Understanding Outlook User-Defined Fields (part 1)

This will be presented in three parts with the objective being to outline how to minimize potential problems when sharing information between Outlook and other programs, particularly when it comes to user-defined fields. If you do not plan on sharing information between Outlook and another program, then this article will be of little interest. However, it is always good to keep in mind that the decisions made today on the basis that you are not currently sharing data will remain in effect tomorrow if the need does arise.

Part one focus is on the construct of the field name itself or more specifically what characters should be used to minimize problems.

Part two will focus on “why it matters”

Part three will focus on how to retain all the flexibility you want in terms of how you “see” the field names versus how other programs have to deal with it.

Outlook provides <almost> complete flexibility when it comes to creating user-defined field names allowing characters in a field name that are not deemed valid by database systems, and not every database/file system has the same rules.

To virtually guarantee that any user-defined field names are 100% compatible with any and all file systems, you just need to follow one simple and very basic rule which is:
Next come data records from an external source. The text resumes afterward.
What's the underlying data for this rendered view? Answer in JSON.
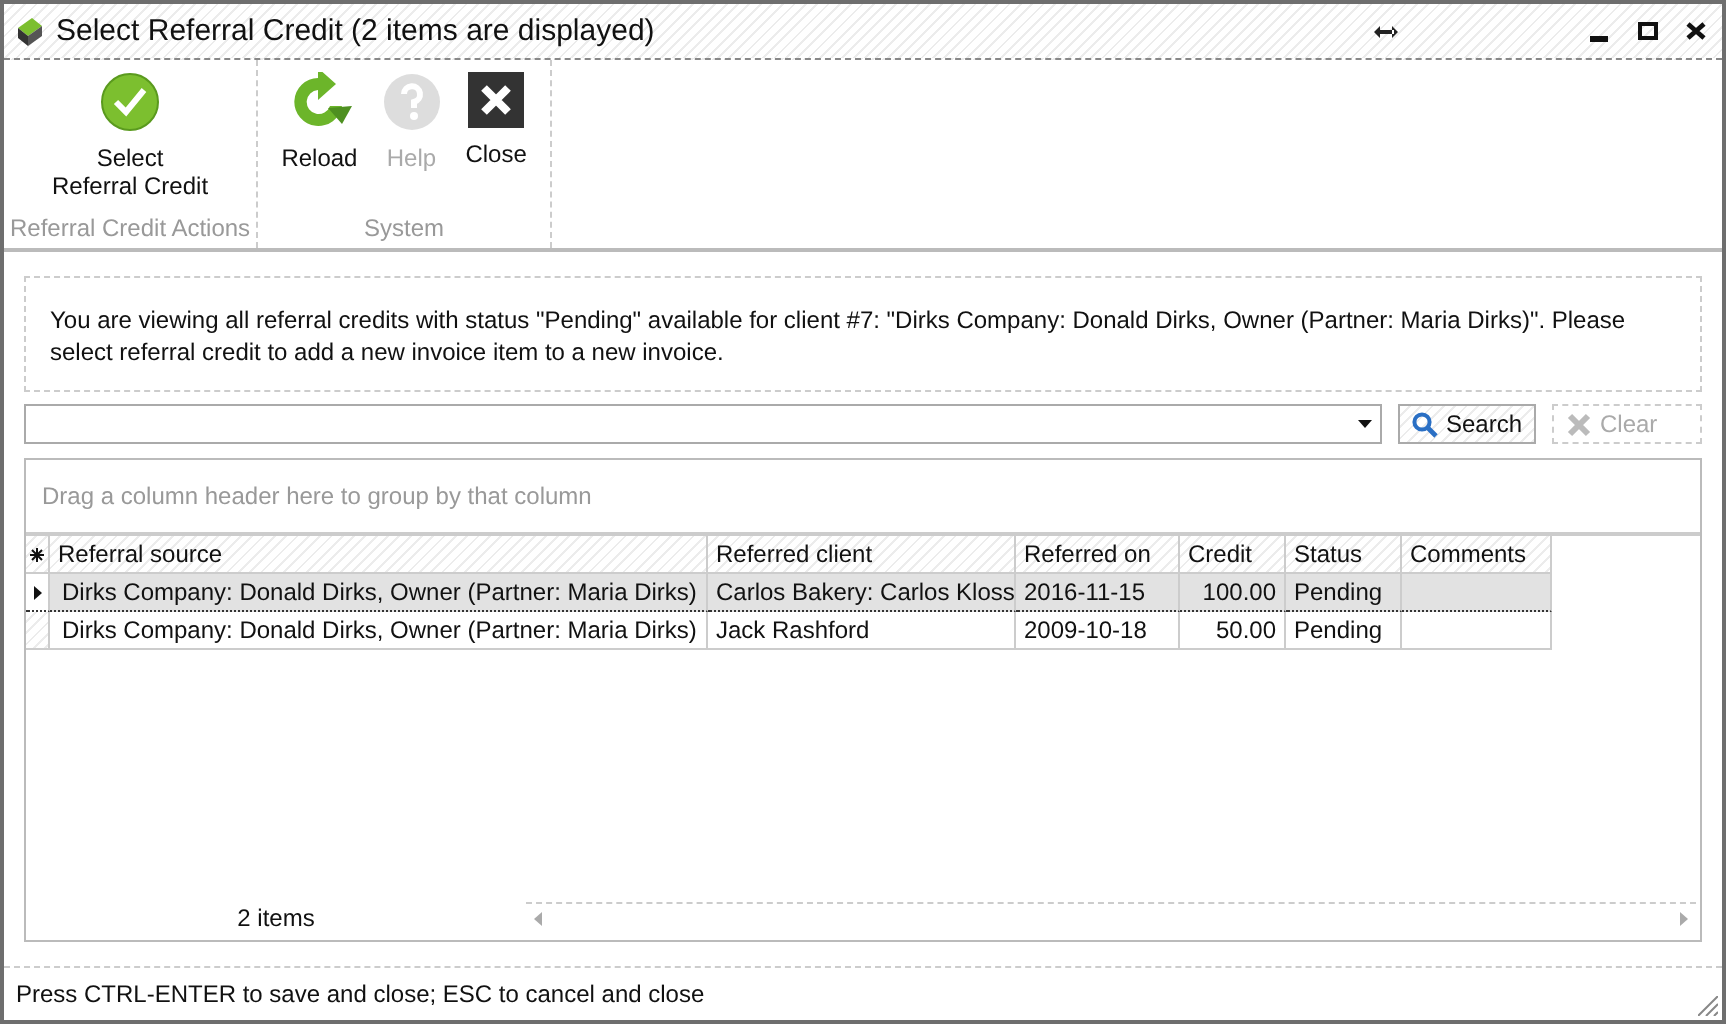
{
  "window": {
    "title": "Select Referral Credit (2 items are displayed)"
  },
  "ribbon": {
    "groups": [
      {
        "caption": "Referral Credit Actions",
        "buttons": [
          {
            "kind": "select",
            "label": "Select\nReferral Credit",
            "disabled": false
          }
        ]
      },
      {
        "caption": "System",
        "buttons": [
          {
            "kind": "reload",
            "label": "Reload",
            "disabled": false
          },
          {
            "kind": "help",
            "label": "Help",
            "disabled": true
          },
          {
            "kind": "close",
            "label": "Close",
            "disabled": false
          }
        ]
      }
    ]
  },
  "info": "You are viewing all referral credits with status \"Pending\" available for client #7: \"Dirks Company: Donald Dirks, Owner (Partner: Maria Dirks)\". Please select referral credit to add a new invoice item to a new invoice.",
  "search": {
    "search_button": {
      "label": "Search",
      "disabled": false
    },
    "clear_button": {
      "label": "Clear",
      "disabled": true
    }
  },
  "grid": {
    "group_hint": "Drag a column header here to group by that column",
    "columns": [
      "Referral source",
      "Referred client",
      "Referred on",
      "Credit",
      "Status",
      "Comments"
    ],
    "rows": [
      {
        "selected": true,
        "cells": [
          "Dirks Company: Donald Dirks, Owner (Partner: Maria Dirks)",
          "Carlos Bakery: Carlos Kloss",
          "2016-11-15",
          "100.00",
          "Pending",
          ""
        ]
      },
      {
        "selected": false,
        "cells": [
          "Dirks Company: Donald Dirks, Owner (Partner: Maria Dirks)",
          "Jack Rashford",
          "2009-10-18",
          "50.00",
          "Pending",
          ""
        ]
      }
    ],
    "footer_count": "2 items"
  },
  "status_bar": "Press CTRL-ENTER to save and close; ESC to cancel and close"
}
Create field names that only contain alphanumeric characters (A-Z, a-z, 0-9) with no spaces or special characters of any kind (such as a single quote etc), do not use spaces and are preferably no longer than 32 characters. No more – no less.

The reason for this is a very simple one. A generic field name will not depend on any other program having to make adjustments for what are considered illegal or special characters. While the reaction may be that you, the user, shouldn’t have to worry about or deal with something like that is valid to a point but that doesn’t alter the primary objcetive of minimizing potential problems.
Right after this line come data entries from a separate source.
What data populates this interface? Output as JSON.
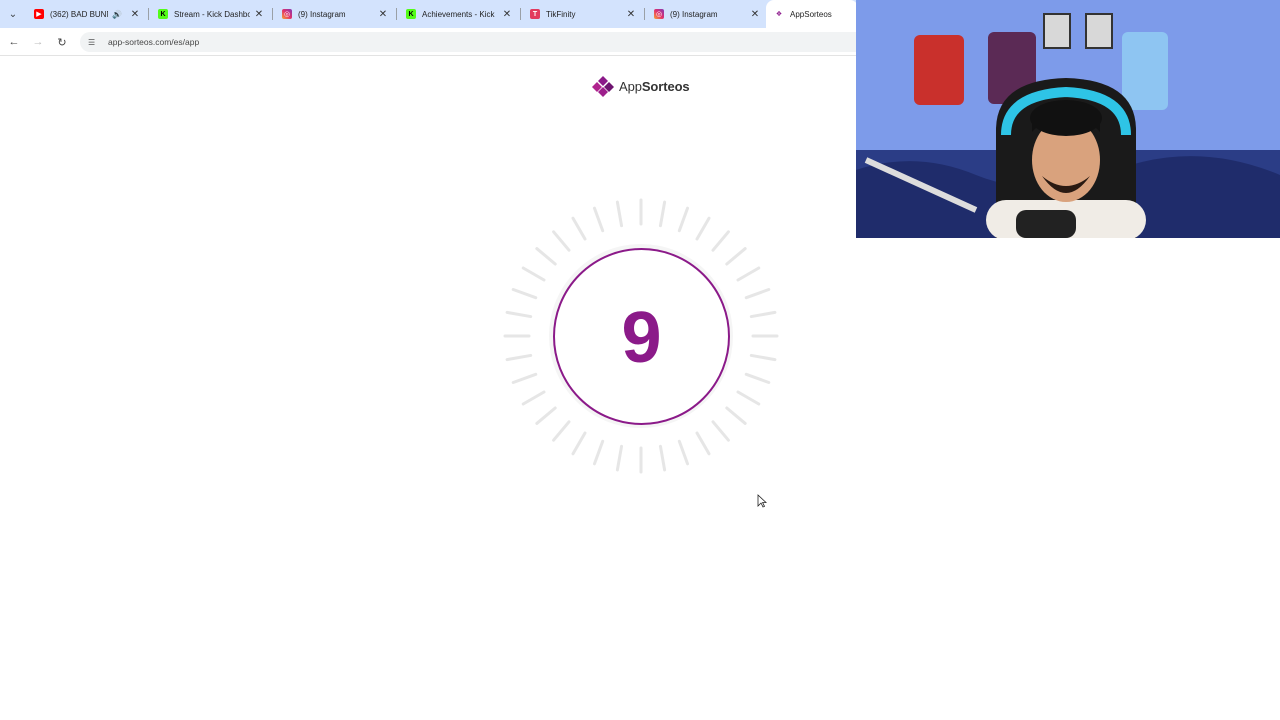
{
  "browser": {
    "tabs": [
      {
        "title": "(362) BAD BUNNY",
        "favicon": "youtube-icon",
        "audio": true
      },
      {
        "title": "Stream - Kick Dashboard",
        "favicon": "kick-icon"
      },
      {
        "title": "(9) Instagram",
        "favicon": "instagram-icon"
      },
      {
        "title": "Achievements - Kick",
        "favicon": "kick-icon"
      },
      {
        "title": "TikFinity",
        "favicon": "tikfinity-icon"
      },
      {
        "title": "(9) Instagram",
        "favicon": "instagram-icon"
      },
      {
        "title": "AppSorteos",
        "favicon": "appsorteos-icon",
        "active": true
      }
    ],
    "url": "app-sorteos.com/es/app"
  },
  "page": {
    "logo": {
      "prefix": "App",
      "bold": "Sorteos"
    },
    "countdown": "9"
  },
  "colors": {
    "brand": "#8b1a89",
    "tabbar": "#d3e3fd"
  },
  "webcam": {
    "label": "streamer-webcam-overlay"
  }
}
To provide some simple comparitive examples:

Characters considered illegal in Outlook when defining a user-defined field name are:

  • “[” – left square bracket
  • “]” – right square bracket
  • “_” – underscore
  • “#” – number/pound sign
    (all other characters are considered valid)
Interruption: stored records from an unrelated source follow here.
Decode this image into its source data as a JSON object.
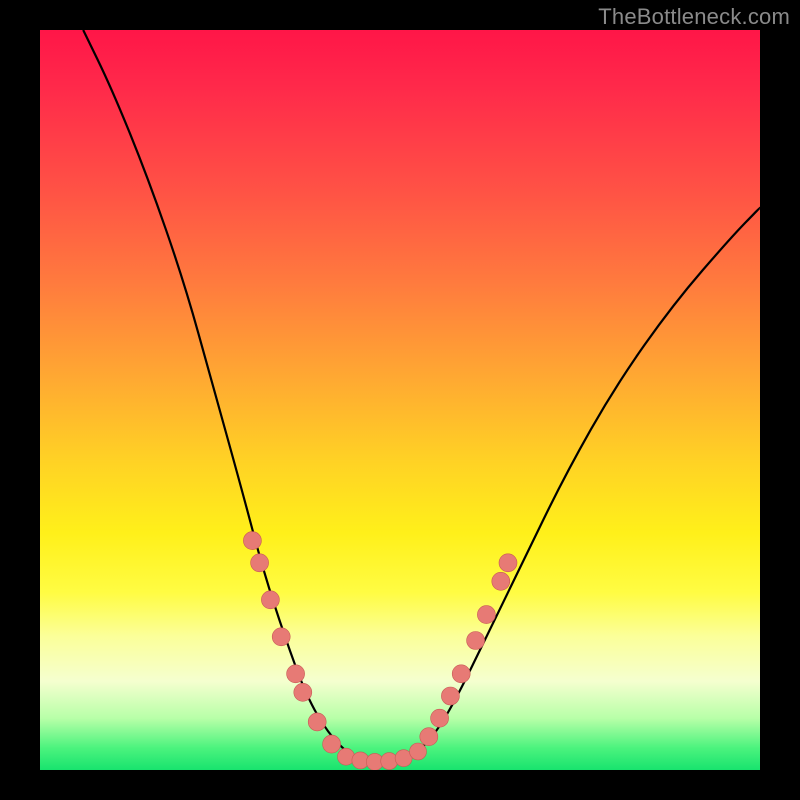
{
  "watermark": "TheBottleneck.com",
  "colors": {
    "frame": "#000000",
    "curve_stroke": "#000000",
    "marker_fill": "#e77a75",
    "marker_stroke": "#c85a55"
  },
  "chart_data": {
    "type": "line",
    "title": "",
    "xlabel": "",
    "ylabel": "",
    "xlim": [
      0,
      100
    ],
    "ylim": [
      0,
      100
    ],
    "grid": false,
    "legend": false,
    "curve_points": [
      {
        "x": 6,
        "y": 100
      },
      {
        "x": 10,
        "y": 92
      },
      {
        "x": 15,
        "y": 80
      },
      {
        "x": 20,
        "y": 66
      },
      {
        "x": 24,
        "y": 52
      },
      {
        "x": 28,
        "y": 38
      },
      {
        "x": 31,
        "y": 27
      },
      {
        "x": 34,
        "y": 18
      },
      {
        "x": 37,
        "y": 10
      },
      {
        "x": 40,
        "y": 5
      },
      {
        "x": 43,
        "y": 2
      },
      {
        "x": 46,
        "y": 1
      },
      {
        "x": 49,
        "y": 1
      },
      {
        "x": 52,
        "y": 2
      },
      {
        "x": 55,
        "y": 5
      },
      {
        "x": 58,
        "y": 10
      },
      {
        "x": 62,
        "y": 18
      },
      {
        "x": 67,
        "y": 28
      },
      {
        "x": 73,
        "y": 40
      },
      {
        "x": 80,
        "y": 52
      },
      {
        "x": 88,
        "y": 63
      },
      {
        "x": 96,
        "y": 72
      },
      {
        "x": 100,
        "y": 76
      }
    ],
    "markers_left": [
      {
        "x": 29.5,
        "y": 31
      },
      {
        "x": 30.5,
        "y": 28
      },
      {
        "x": 32.0,
        "y": 23
      },
      {
        "x": 33.5,
        "y": 18
      },
      {
        "x": 35.5,
        "y": 13
      },
      {
        "x": 36.5,
        "y": 10.5
      },
      {
        "x": 38.5,
        "y": 6.5
      },
      {
        "x": 40.5,
        "y": 3.5
      }
    ],
    "markers_bottom": [
      {
        "x": 42.5,
        "y": 1.8
      },
      {
        "x": 44.5,
        "y": 1.3
      },
      {
        "x": 46.5,
        "y": 1.1
      },
      {
        "x": 48.5,
        "y": 1.2
      },
      {
        "x": 50.5,
        "y": 1.6
      },
      {
        "x": 52.5,
        "y": 2.5
      }
    ],
    "markers_right": [
      {
        "x": 54.0,
        "y": 4.5
      },
      {
        "x": 55.5,
        "y": 7.0
      },
      {
        "x": 57.0,
        "y": 10.0
      },
      {
        "x": 58.5,
        "y": 13.0
      },
      {
        "x": 60.5,
        "y": 17.5
      },
      {
        "x": 62.0,
        "y": 21.0
      },
      {
        "x": 64.0,
        "y": 25.5
      },
      {
        "x": 65.0,
        "y": 28.0
      }
    ]
  }
}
Characters considered illegal for an Microsoft Access field name are:

  • ” ” – leading space
  • “.” – period
  • “`” – accent
  • “[” – left square bracket
  • “]” – right square bracket
  • (”) – double quote character
  • “!” – exclamation point
  • - any unprintable character

Ironically, a very common character used in the creation of database field name is the “underscore” ( _ ) character which is not a legal character in Outlook.

Many people seem to like (or are under the impression) that field names in files need to/should be identical when importing. This is not the case but as the simple list above shows, it may be impossible depending on what characters are used in the creation of the Outlook field name.